Councilman Roberto Treviño (D1) had tweeted a call to action Monday night urging that the buildings downtown go dark to conserve energy, singling out the Alamodome and convention center.

“Those are just sort of the biggest examples of where we can turn off lights and conserve power, but the request is really to reduce power at any and all city facilities,” Treviño said. “I also contacted Centro leadership and asked them to contact their … private property members to consider doing the same.”

The Dallas downtown skyline went dark Monday night amid calls for energy conservation. Residents of Austin and Houston criticized companies and building operators in their respective downtown areas for not doing the same.

Bexar County announced county facilities would be shut down through Wednesday, though emergency and essential workers were to go into work as usual. Bexar County also received a request Tuesday from CPS Energy to scale back its energy use even further, spokesman Tom Peine said. Treviño said CPS Energy leaders informed him Tuesday morning that they requested something similar from the City.

“Enacting a load curtailment agreement with CPS, Bexar County has powered down facilities that serve a purely administrative need,” Peine wrote in an email. “Other facilities have been switched to backup power. Certain critical infrastructure continues to draw power from the grid, but is equipped to react to possible outages with their own backup generator power.”

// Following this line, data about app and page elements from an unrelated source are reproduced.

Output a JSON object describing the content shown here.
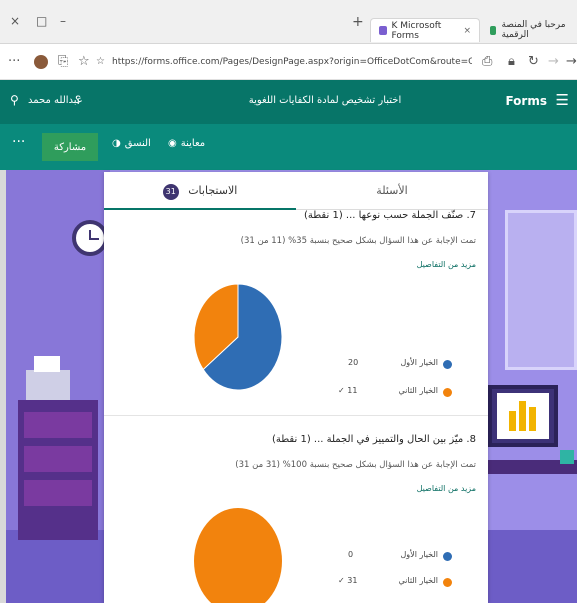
{
  "browser": {
    "window_controls": [
      "×",
      "□",
      "–"
    ],
    "tabs": [
      {
        "label": "K Microsoft Forms",
        "active": true,
        "favicon_color": "#7a5fd0"
      },
      {
        "label": "مرحبا في المنصة الرقمية",
        "active": false,
        "favicon_color": "#2f9d5c"
      }
    ],
    "new_tab": "+",
    "url": "https://forms.office.com/Pages/DesignPage.aspx?origin=OfficeDotCom&route=OfficeHome&lang=ar-SA#Analysis..."
  },
  "forms_header": {
    "brand": "Forms",
    "title": "اختبار تشخيص لمادة الكفايات اللغوية",
    "user": "عبدالله محمد",
    "help": "؟"
  },
  "command_bar": {
    "share_label": "مشاركة",
    "preview_label": "معاينة",
    "theme_label": "النسق",
    "more": "···"
  },
  "results": {
    "tab_questions": "الأسئلة",
    "tab_responses": "الاستجابات",
    "response_count": "31",
    "questions": [
      {
        "title": "7. صنّف الجملة حسب نوعها ... (1 نقطة)",
        "stat": "تمت الإجابة عن هذا السؤال بشكل صحيح بنسبة 35% (11 من 31)",
        "link": "مزيد من التفاصيل",
        "legend": [
          {
            "label": "الخيار الأول",
            "value": "20",
            "color": "#2f6db4",
            "correct": false
          },
          {
            "label": "الخيار الثاني",
            "value": "11",
            "color": "#f2830d",
            "correct": true
          }
        ]
      },
      {
        "title": "8. ميّز بين الحال والتمييز في الجملة ... (1 نقطة)",
        "stat": "تمت الإجابة عن هذا السؤال بشكل صحيح بنسبة 100% (31 من 31)",
        "link": "مزيد من التفاصيل",
        "legend": [
          {
            "label": "الخيار الأول",
            "value": "0",
            "color": "#2f6db4",
            "correct": false
          },
          {
            "label": "الخيار الثاني",
            "value": "31",
            "color": "#f2830d",
            "correct": true
          }
        ]
      }
    ]
  }
}
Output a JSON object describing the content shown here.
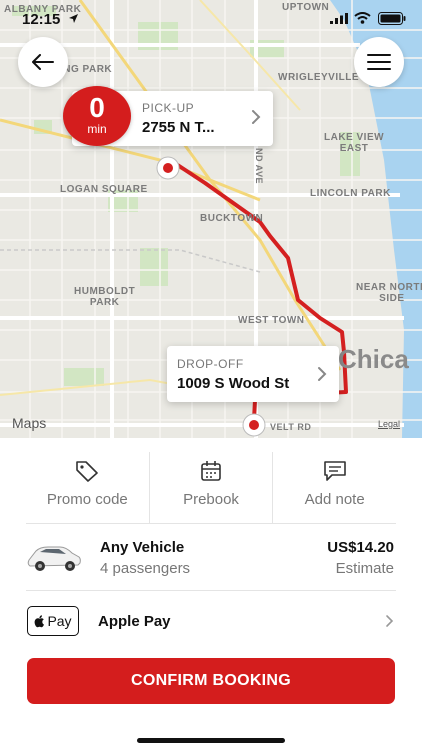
{
  "status_bar": {
    "time": "12:15"
  },
  "map": {
    "labels": {
      "albany_park": "ALBANY PARK",
      "uptown": "UPTOWN",
      "ing_park": "ING PARK",
      "wrigleyville": "WRIGLEYVILLE",
      "lake_view_east": "LAKE VIEW\nEAST",
      "logan_square": "LOGAN SQUARE",
      "lincoln_park": "LINCOLN PARK",
      "bucktown": "BUCKTOWN",
      "humboldt_park": "HUMBOLDT\nPARK",
      "near_north_side": "NEAR NORTH\nSIDE",
      "west_town": "WEST TOWN",
      "nd_ave": "ND AVE",
      "roosevelt_rd": "VELT RD",
      "city": "Chica"
    },
    "maps_logo": "Maps",
    "legal": "Legal"
  },
  "pickup": {
    "label": "PICK-UP",
    "address": "2755 N T...",
    "eta_value": "0",
    "eta_unit": "min"
  },
  "dropoff": {
    "label": "DROP-OFF",
    "address": "1009 S Wood St"
  },
  "actions": [
    {
      "label": "Promo code",
      "icon": "tag-icon"
    },
    {
      "label": "Prebook",
      "icon": "calendar-icon"
    },
    {
      "label": "Add note",
      "icon": "message-icon"
    }
  ],
  "vehicle": {
    "name": "Any Vehicle",
    "passengers": "4 passengers",
    "price": "US$14.20",
    "price_note": "Estimate"
  },
  "payment": {
    "badge": "Pay",
    "name": "Apple Pay"
  },
  "confirm_label": "CONFIRM BOOKING",
  "colors": {
    "brand_red": "#d41d1d",
    "route_red": "#d42020",
    "water": "#a9d3f0",
    "park": "#d2e6c3"
  }
}
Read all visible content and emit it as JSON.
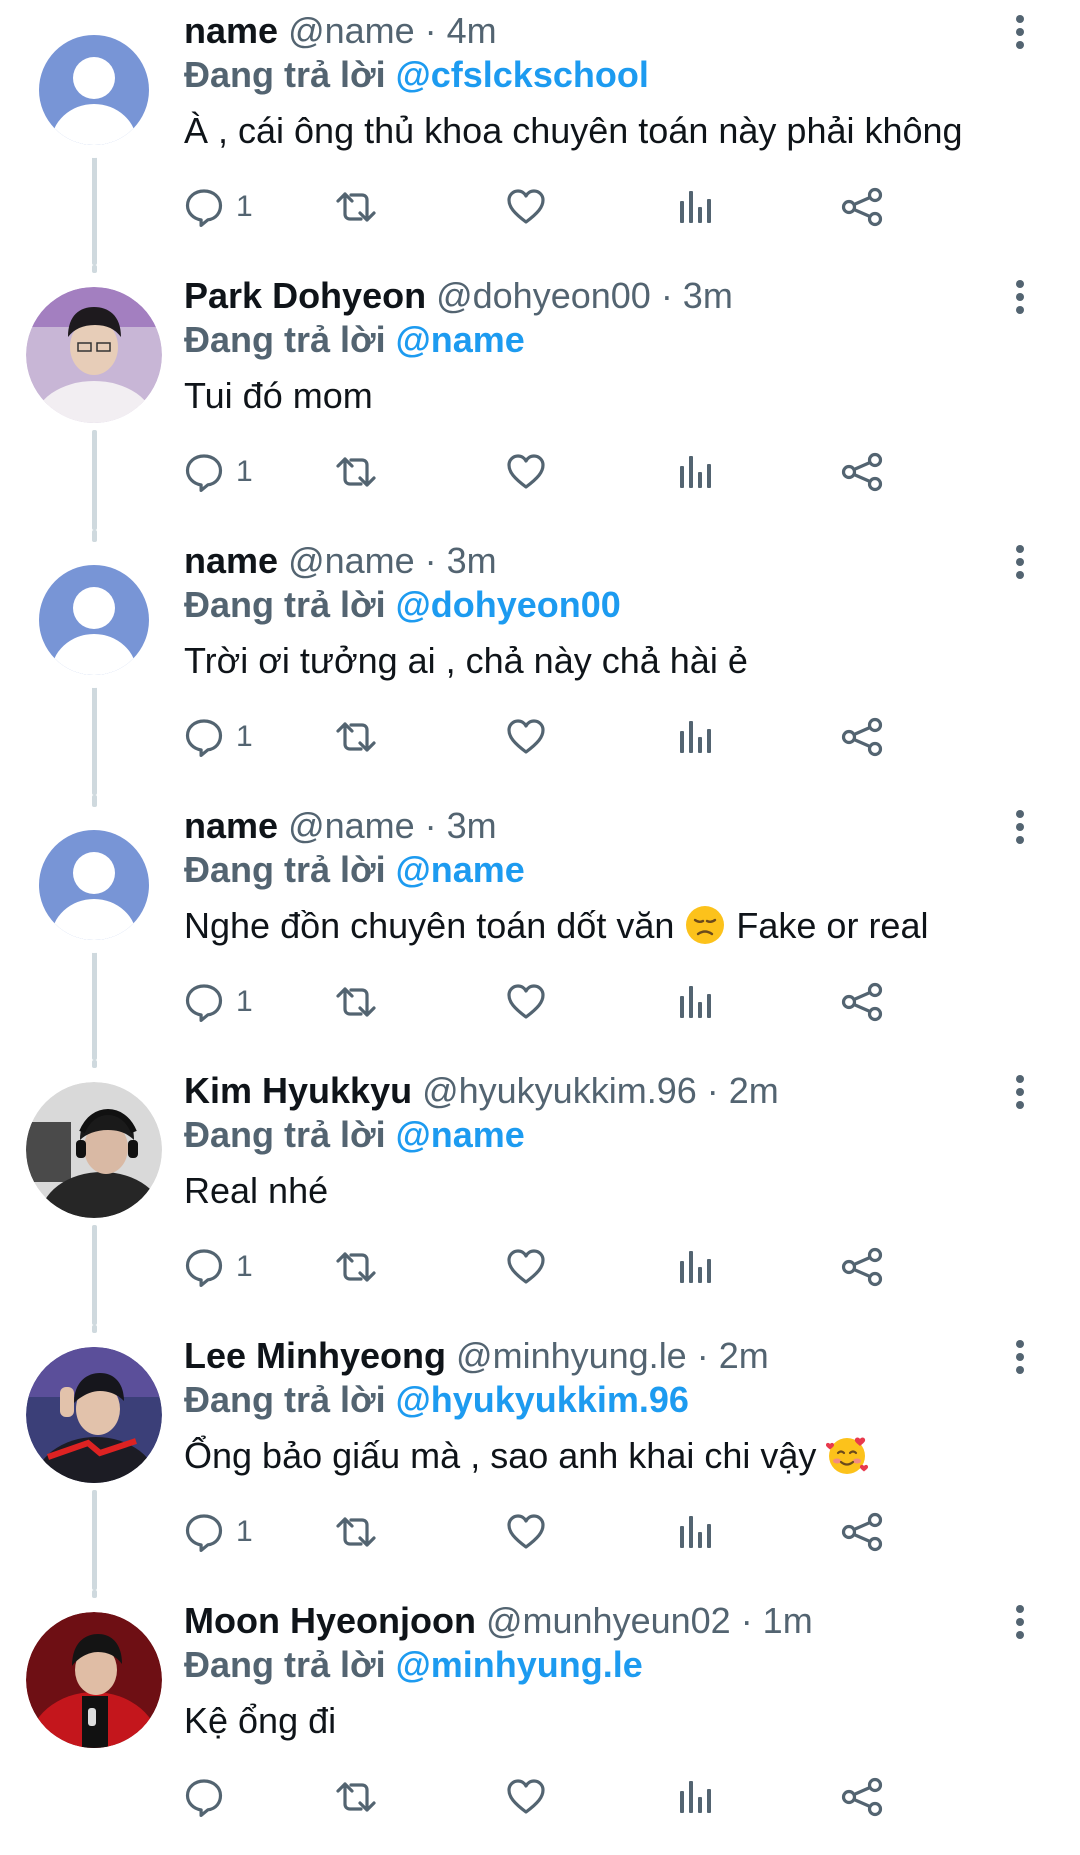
{
  "tweets": [
    {
      "name": "name",
      "handle_time": "@name · 4m",
      "reply_prefix": "Đang trả lời",
      "reply_to": "@cfslckschool",
      "text": "À , cái ông thủ khoa chuyên toán này phải không",
      "emoji": "",
      "text_after": "",
      "reply_count": "1",
      "avatar": "default-avatar-icon"
    },
    {
      "name": "Park Dohyeon",
      "handle_time": "@dohyeon00 · 3m",
      "reply_prefix": "Đang trả lời",
      "reply_to": "@name",
      "text": "Tui đó mom",
      "emoji": "",
      "text_after": "",
      "reply_count": "1",
      "avatar": "profile-photo"
    },
    {
      "name": "name",
      "handle_time": "@name · 3m",
      "reply_prefix": "Đang trả lời",
      "reply_to": "@dohyeon00",
      "text": "Trời ơi tưởng ai , chả này chả hài ẻ",
      "emoji": "",
      "text_after": "",
      "reply_count": "1",
      "avatar": "default-avatar-icon"
    },
    {
      "name": "name",
      "handle_time": "@name · 3m",
      "reply_prefix": "Đang trả lời",
      "reply_to": "@name",
      "text": "Nghe đồn chuyên toán dốt văn ",
      "emoji": "disappointed-face-emoji",
      "text_after": " Fake or real",
      "reply_count": "1",
      "avatar": "default-avatar-icon"
    },
    {
      "name": "Kim Hyukkyu",
      "handle_time": "@hyukyukkim.96 · 2m",
      "reply_prefix": "Đang trả lời",
      "reply_to": "@name",
      "text": "Real nhé",
      "emoji": "",
      "text_after": "",
      "reply_count": "1",
      "avatar": "profile-photo"
    },
    {
      "name": "Lee Minhyeong",
      "handle_time": "@minhyung.le · 2m",
      "reply_prefix": "Đang trả lời",
      "reply_to": "@hyukyukkim.96",
      "text": "Ổng bảo giấu mà , sao anh khai chi vậy ",
      "emoji": "smiling-face-with-hearts-emoji",
      "text_after": "",
      "reply_count": "1",
      "avatar": "profile-photo"
    },
    {
      "name": "Moon Hyeonjoon",
      "handle_time": "@munhyeun02 · 1m",
      "reply_prefix": "Đang trả lời",
      "reply_to": "@minhyung.le",
      "text": "Kệ ổng đi",
      "emoji": "",
      "text_after": "",
      "reply_count": "",
      "avatar": "profile-photo"
    }
  ],
  "action_icons": [
    "reply-icon",
    "retweet-icon",
    "like-icon",
    "analytics-icon",
    "share-icon"
  ],
  "colors": {
    "text": "#0f1419",
    "secondary": "#536471",
    "link": "#1d9bf0",
    "icon": "#536471",
    "thread_line": "#cfd9de",
    "default_avatar_bg": "#7895d6"
  }
}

Both the dispatch center that fields 911 phone calls and the Bexar County Adult Detention Center have backup generators that should ensure no loss of power, Peine added.

“We are working to secure shelter for the homeless and those in critical need,” he said. “So, that is ongoing and that’s a joint effort of agency partners, elected officials – everybody is working on that.”

At a separate news conference Tuesday afternoon, Treviño joined fellow Council members Rebecca Viagran (D3), Melissa Cabello Havrda (D6), and Ana Sandoval (D7) in calling for an emergency meeting that would convene City Council Tuesday night. Viagran, Cabello Havrda, and Sandoval sent a memo to the city clerk requesting the emergency meeting but had not received a response, they said.

City Council will have a special meeting Wednesday with CPS Energy and the San Antonio Water System to discuss the utilities’ winter storm response.

The City has no plans to open another location as a warming center. Finding a location with guaranteed electricity was critical to the decision; the convention center has a backup power source and CPS Energy also told the City that the center would not lose electricity, Walsh said.

Walsh urged people to think about how high on the priority list they would be in terms of needing to shelter at the convention center.

“There’s no guarantee that households that currently have power will continue to have power through the night, according to CPS,” he said. “We are asking that folks that may use the convention center – we do want to make sure that we’re making it available to those elderly and those families with children as a priority. So everybody needs to make their own decision.”

Senior reporter Iris Dimmick contributed to this article.

Jackie Wang

Jackie Wang

Jackie Wang is the local government reporter at the San Antonio Report.